Maple Syrup – A Photo Diary

In true Canucker fashion we celebrated maple month, by visiting our local sugarbush. From a tractor ride to sampling sap straight from the tree tap, our experience at Horton Tree Farms was the epitome of spring fun!


Upon arrival, we jumped on the tractor while soaking in the fresh air and beautiful surroundings. Ready for an adventure!


As its name suggests, Horton Tree Farm doubles as a Christmas tree farm.


So much to do, where to start?


“Sugar maple sap is 3% sugar, 96% water. Sap flows in the trunk only when it thaws by day and freezes at night. This occurs for 4-5 weeks in the springs. Tapholes are bored 5-6 cm, into the sapwood. Each hole may yield 20-40 litres of sap in a season.”
– Horton Tree Farms


Remember these?


Did you know, it takes 40 litres of sap to make one litre of maple syrup?


The sap must be boiled, to evaporate the water content. As the water evaporates, the sap thickens and caramelizes.


A Canadian spring – too cold to swim but too warm to skate. We will settle for sunshine.


“North American natives discovered maple syrup thousands of years ago. This was one of the few natural sources of sugar available to them. To natives, syrup making is a spiritual event, representing balance between men and women. The sap represents woman and the fire represents man. When the two are brought together in perfect balance, sweet syrup is made representing the children.”
– Horton Tree Farms


After our adventure, we could not wait to dig into a plate full of maple syrup drenched pancakes. Good news: It was better than we could have dreamed. Bad news: We were so excited, we forgot cameras existed.


While working off the pancakes, we made a lovely new friend.


Is it too early to be thinking about Christmas?


Shaded haystacks and vintage skates: The end to a perfect day.

Plaid: J.Crew (similar) Chinos: J.Crew Cap: Bass Pro Shops Sunglasses: Spy Optic
Watch: G-Shock (similar) Running Boots: Pajar CANADIAN BRAND (similar)



Rink rats and hockey fans have developed a unique hockey lingo, fostered over endless hours spent in the arena. To the rest of us English speakers, it might as well be Dothraki.

The list below will guide you through hockey season and might also help decipher our new favourite comedy show, Letterkenny.

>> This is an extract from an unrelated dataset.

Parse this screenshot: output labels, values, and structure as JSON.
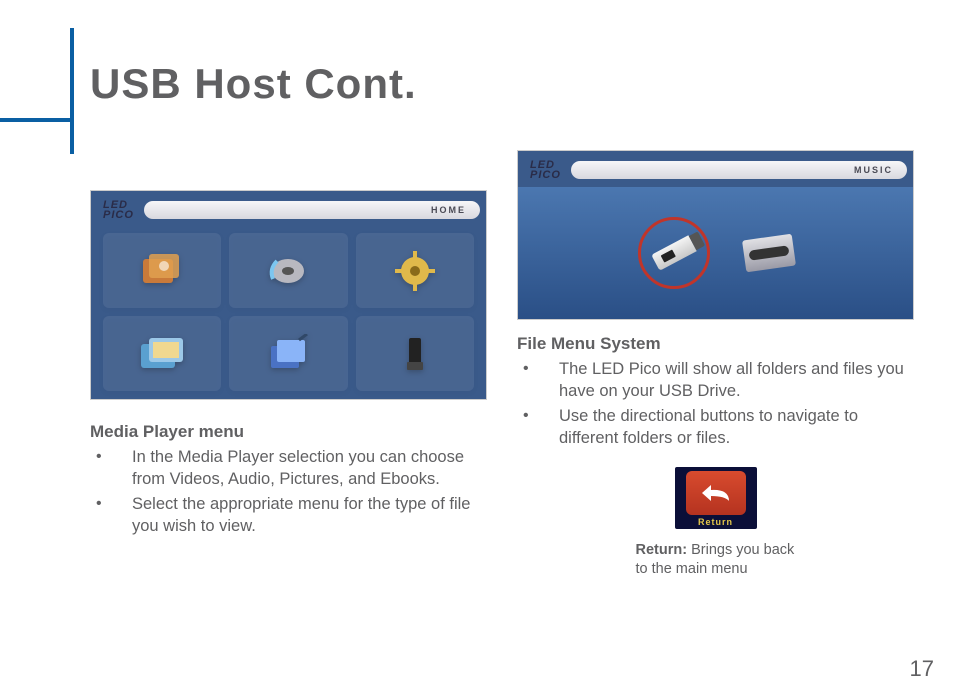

The immensely popular Youtube series turned Crave TV original: Letterkenny, follows Wayne and his comedic friends, while they sort out life, love and hockey in their small fictional town of Letterkenny, Ontario.

1452546553655Watch Letterkenny: Power Pose, here.

BARN: Arena or rink.

BAR DOWN: A shot that hits the crossbar and ricochets into goal.

BEAUTY: Excellent. Often times used to describe a play or player.

BISCUIT: Hockey puck.

CLAPPER: Slap shot.

DANGLE: Clever and deceptive puck handling.

FLOW: Long hockey hair.

MITTS: A nifty set of hands or a players gloves.

PYLON: A slow skating player that can be easily skated around or appears to be standing still.

SNOW: A hockey player coming to an abrupt full stop in front of another player, showering them in snow.

SAUCE: A puck passed through the air, which lands directly before contact of your teammates stick.

SNIPE: A powerfully accurate shot on net, which scores a goal.

TWIG (aka. Weapon): Hockey sticks were historically made of wood. The material has since changed to composite, but the colloquial term twig remains.